Lettuce, part of the sunflower family, is a hardy annual plant that is grown in many different climates. The ancient Egyptians were the first to see this plant as more than a weed. Soon, cultivation of lettuce quickly spread across the ancient world. Lettuce has been used not only for food but to treat and cure ailments, to make oil, and for religious uses.
Originally called crisp head lettuce, iceberg lettuce got its name from the way it was shipped by train from the Salinas Valley early in the 20th century. They used rail cars to transport it to the markets on the east coast. Since there was no refrigeration, ice was piled on the cartons of lettuce to keep it cold. When the rail cars were opened to unload the lettuce, they looked as if they were filled with ‘icebergs’. It has been called iceberg lettuce ever since.
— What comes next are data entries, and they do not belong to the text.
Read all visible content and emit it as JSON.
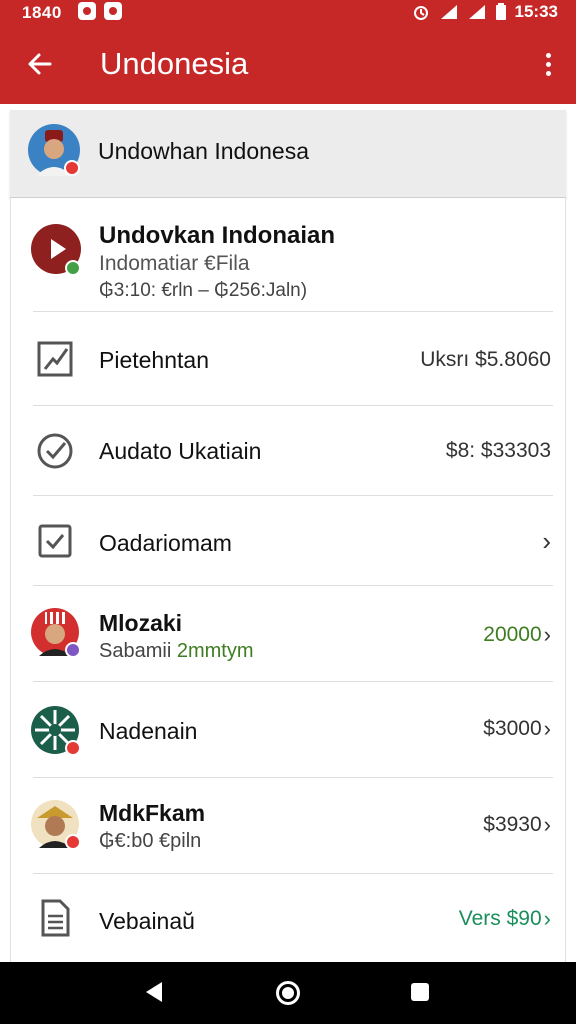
{
  "status_bar": {
    "time_left": "1840",
    "time_right": "15:33"
  },
  "app_bar": {
    "title": "Undonesia",
    "back_icon": "arrow-left-icon",
    "menu_icon": "more-vert-icon"
  },
  "header": {
    "name": "Undowhan Indonesa"
  },
  "featured": {
    "title": "Undovkan Indonaian",
    "subtitle": "Indomatiar €Fila",
    "detail": "₲3:10: €rln – ₲256:Jaln)"
  },
  "menu_rows": [
    {
      "label": "Pietehntan",
      "value": "Uksrı $5.8060",
      "icon": "chart-icon",
      "chevron": false
    },
    {
      "label": "Audato Ukatiain",
      "value": "$8: $33303",
      "icon": "check-circle-icon",
      "chevron": false
    },
    {
      "label": "Oadariomam",
      "value": "",
      "icon": "checkbox-icon",
      "chevron": true
    }
  ],
  "people": [
    {
      "name": "Mlozaki",
      "sub_prefix": "Sabamii",
      "sub_highlight": "2mmtym",
      "value": "20000",
      "value_color": "green"
    },
    {
      "name": "Nadenain",
      "sub_prefix": "",
      "sub_highlight": "",
      "value": "$3000",
      "value_color": "default"
    },
    {
      "name": "MdkFkam",
      "sub_prefix": "₲€:b0 €piln",
      "sub_highlight": "",
      "value": "$3930",
      "value_color": "default"
    }
  ],
  "last_row": {
    "label": "Vebainaŭ",
    "value": "Vers $90",
    "icon": "document-icon"
  },
  "colors": {
    "app_bar": "#c62828",
    "green_value": "#3f7d21",
    "teal_value": "#1a8f5b"
  }
}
Over the years, iceberg lettuce varieties were developed for longer transits to supermarkets across the United States. Iceberg lettuce that is developed to customer standards is packed in the field into cartons and then immediately transported to the cooling facility and vacuum cooled to remove field heat. This eliminates the opportunity for the lettuce to quickly breakdown. Now iceberg lettuce can be shipped worldwide and has a shelf life of up to three to four weeks.
Iceberg lettuce is known for its semi sweet flavor, its texture and crunchiness. Its compact heads and broadly shaped leaves are thick-walled and concentrated with more water than virtually any other green lettuce. Iceberg lettuce varies in color depending on each particular variety, and where and how it is grown. Outer leaves range in color from sea green to lime green while inner leaves range from pale yellow to white. All the leaves form a nearly perfect globular head.
Iceberg lettuce is very low in calories with only 11 calories per one cup serving. It is also very low in fat. Iceberg lettuce is a good source of thiamin, folate and manganese, and vitamins B6, K, C and A.
|San Joaquin Valley|
SW Desert includes Yuma Arizona and Coachella & Imperial Valleys in California